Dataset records
++++++
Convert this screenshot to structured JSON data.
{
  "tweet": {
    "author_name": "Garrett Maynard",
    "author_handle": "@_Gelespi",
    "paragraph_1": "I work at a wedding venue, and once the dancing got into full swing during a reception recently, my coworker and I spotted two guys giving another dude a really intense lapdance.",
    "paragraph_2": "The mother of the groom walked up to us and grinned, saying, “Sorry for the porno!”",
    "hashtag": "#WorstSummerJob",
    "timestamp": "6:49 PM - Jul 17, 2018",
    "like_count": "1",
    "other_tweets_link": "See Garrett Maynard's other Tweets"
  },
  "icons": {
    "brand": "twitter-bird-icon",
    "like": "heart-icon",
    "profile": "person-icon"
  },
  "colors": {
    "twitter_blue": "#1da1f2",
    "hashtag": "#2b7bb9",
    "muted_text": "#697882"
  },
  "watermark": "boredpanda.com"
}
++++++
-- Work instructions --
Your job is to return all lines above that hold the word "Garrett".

-- Problem solution --
    "author_name": "Garrett Maynard",
    "other_tweets_link": "See Garrett Maynard's other Tweets"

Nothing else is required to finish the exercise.